Part of me kind of wants to go, because reading Pema Chödrön really helped pull me through some dismally dark times. Another part of me wants to go, for the rare opportunity of being in a room full of people who drive Priuses instead of mammoth SUVs with 'W' stickers on the bumpers. And yet another part of me wants to go because for ONCE I could be pretty fucking certain that nobody will be serving me deep fried pig penises boiled in the same damn vat of rancid trans-fats they've been re-using for the past 20 years.
But these are extremely tiny parts of me, compared to the hugest part of me, the majority part of me, the part that wants to run shrieking out of the room and burst into flames at the mere thought of paying $125 to be cooped up for three days with this kind of pampered white privilege. And it's not even about the money, because they do offer sliding scale scholarships for those who can't pay.
I mean, please: "The Art of Being Human"? Hell. You want to see some true Masters of meditation in action? Go to any of the packed waiting rooms at Our Lady of the Damned. These ugly, drab, grungy, noisy, cluttered, crowded, smelly, uncomfortable rooms are the "workshops" where I learned to sit in perfect stillness for eight hours or more. This is where I learned to transcend my own jumbled thoughts, desires, physical pains, and frantic emotions; to tune out the noisy world blaring its distracting Regis Philbins and Bob Barkers and Judge Judys; to let go of striving for goals, to abandon hope of fruition; to feel at one with my fellow sufferers; to wait in utter stillness, with Cosmic patience, compassion, and a quiet empty mind. This is where I learned to respect not so much the "Art," but the Challenge of Being Human, of Staying Human, under conditions designed to brutally dehumanize.
The sad truth is, I can't do it, I can't accept the invitation. I've just lost the ability, lost the desire to be part of that tasteful, elegant, self-consciously uncluttered world any more. It doesn't feel real to me. It leaves me empty, but with the wrong kind of emptiness.
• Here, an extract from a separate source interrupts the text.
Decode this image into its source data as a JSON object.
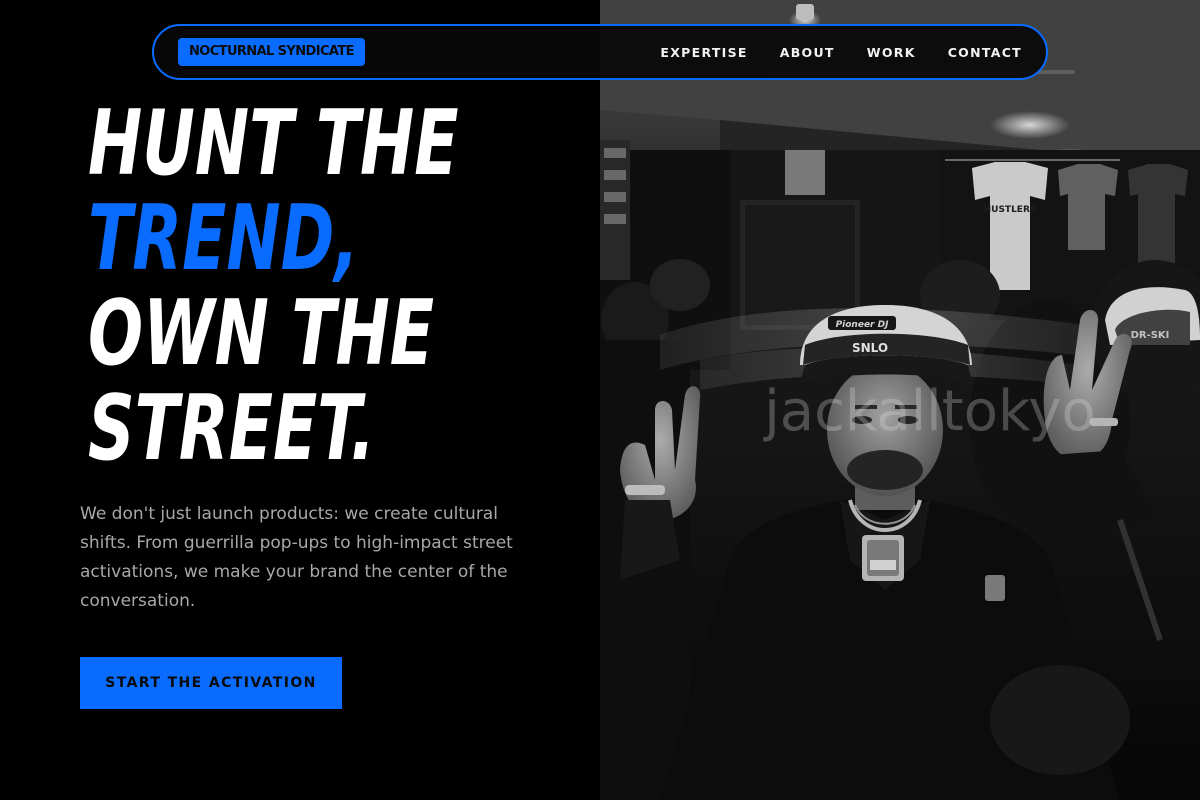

I do my weekly meditation at the funky rundown neighborhood washateria now, with the other poor people. We sit together in stillness, watching sheets tumble in the dryers, folding towels with empty minds, letting go of attachment to machines that work and won't steal our money. This is what really feels like The Art of Being Human to me now. Aum.